***** DATA TO EXAMINE *****
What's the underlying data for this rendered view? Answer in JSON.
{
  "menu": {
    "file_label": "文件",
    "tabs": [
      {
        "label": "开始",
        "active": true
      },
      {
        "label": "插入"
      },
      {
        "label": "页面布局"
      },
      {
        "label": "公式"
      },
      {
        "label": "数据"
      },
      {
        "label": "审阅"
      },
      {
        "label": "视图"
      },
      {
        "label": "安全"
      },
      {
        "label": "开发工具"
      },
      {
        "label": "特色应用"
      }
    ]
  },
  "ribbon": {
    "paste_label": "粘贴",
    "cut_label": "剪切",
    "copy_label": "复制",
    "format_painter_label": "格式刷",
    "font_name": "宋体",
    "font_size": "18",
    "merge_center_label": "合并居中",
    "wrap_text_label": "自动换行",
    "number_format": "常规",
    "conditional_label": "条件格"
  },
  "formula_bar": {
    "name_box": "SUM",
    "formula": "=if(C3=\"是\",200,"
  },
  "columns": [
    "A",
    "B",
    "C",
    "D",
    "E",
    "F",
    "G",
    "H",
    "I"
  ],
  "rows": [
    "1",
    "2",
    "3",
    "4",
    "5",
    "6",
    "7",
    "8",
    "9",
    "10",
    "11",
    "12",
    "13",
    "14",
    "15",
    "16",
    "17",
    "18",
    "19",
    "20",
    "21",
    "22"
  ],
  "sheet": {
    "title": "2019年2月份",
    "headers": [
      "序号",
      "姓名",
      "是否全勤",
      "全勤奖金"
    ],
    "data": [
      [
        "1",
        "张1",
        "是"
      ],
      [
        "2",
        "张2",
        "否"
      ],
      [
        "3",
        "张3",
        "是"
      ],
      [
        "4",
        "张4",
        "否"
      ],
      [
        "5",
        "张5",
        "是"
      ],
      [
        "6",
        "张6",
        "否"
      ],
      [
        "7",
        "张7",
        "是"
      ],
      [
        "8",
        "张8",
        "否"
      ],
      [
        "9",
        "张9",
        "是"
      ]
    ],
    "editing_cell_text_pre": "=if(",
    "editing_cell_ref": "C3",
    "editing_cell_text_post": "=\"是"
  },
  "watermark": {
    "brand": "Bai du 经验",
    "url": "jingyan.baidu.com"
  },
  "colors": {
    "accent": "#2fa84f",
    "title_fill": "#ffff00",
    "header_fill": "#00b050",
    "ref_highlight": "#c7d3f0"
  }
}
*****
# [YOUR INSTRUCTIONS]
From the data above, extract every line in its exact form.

# [SOLUTION FOR THIS TASK]
What's the underlying data for this rendered view? Answer in JSON.
{
  "menu": {
    "file_label": "文件",
    "tabs": [
      {
        "label": "开始",
        "active": true
      },
      {
        "label": "插入"
      },
      {
        "label": "页面布局"
      },
      {
        "label": "公式"
      },
      {
        "label": "数据"
      },
      {
        "label": "审阅"
      },
      {
        "label": "视图"
      },
      {
        "label": "安全"
      },
      {
        "label": "开发工具"
      },
      {
        "label": "特色应用"
      }
    ]
  },
  "ribbon": {
    "paste_label": "粘贴",
    "cut_label": "剪切",
    "copy_label": "复制",
    "format_painter_label": "格式刷",
    "font_name": "宋体",
    "font_size": "18",
    "merge_center_label": "合并居中",
    "wrap_text_label": "自动换行",
    "number_format": "常规",
    "conditional_label": "条件格"
  },
  "formula_bar": {
    "name_box": "SUM",
    "formula": "=if(C3=\"是\",200,"
  },
  "columns": [
    "A",
    "B",
    "C",
    "D",
    "E",
    "F",
    "G",
    "H",
    "I"
  ],
  "rows": [
    "1",
    "2",
    "3",
    "4",
    "5",
    "6",
    "7",
    "8",
    "9",
    "10",
    "11",
    "12",
    "13",
    "14",
    "15",
    "16",
    "17",
    "18",
    "19",
    "20",
    "21",
    "22"
  ],
  "sheet": {
    "title": "2019年2月份",
    "headers": [
      "序号",
      "姓名",
      "是否全勤",
      "全勤奖金"
    ],
    "data": [
      [
        "1",
        "张1",
        "是"
      ],
      [
        "2",
        "张2",
        "否"
      ],
      [
        "3",
        "张3",
        "是"
      ],
      [
        "4",
        "张4",
        "否"
      ],
      [
        "5",
        "张5",
        "是"
      ],
      [
        "6",
        "张6",
        "否"
      ],
      [
        "7",
        "张7",
        "是"
      ],
      [
        "8",
        "张8",
        "否"
      ],
      [
        "9",
        "张9",
        "是"
      ]
    ],
    "editing_cell_text_pre": "=if(",
    "editing_cell_ref": "C3",
    "editing_cell_text_post": "=\"是"
  },
  "watermark": {
    "brand": "Bai du 经验",
    "url": "jingyan.baidu.com"
  },
  "colors": {
    "accent": "#2fa84f",
    "title_fill": "#ffff00",
    "header_fill": "#00b050",
    "ref_highlight": "#c7d3f0"
  }
}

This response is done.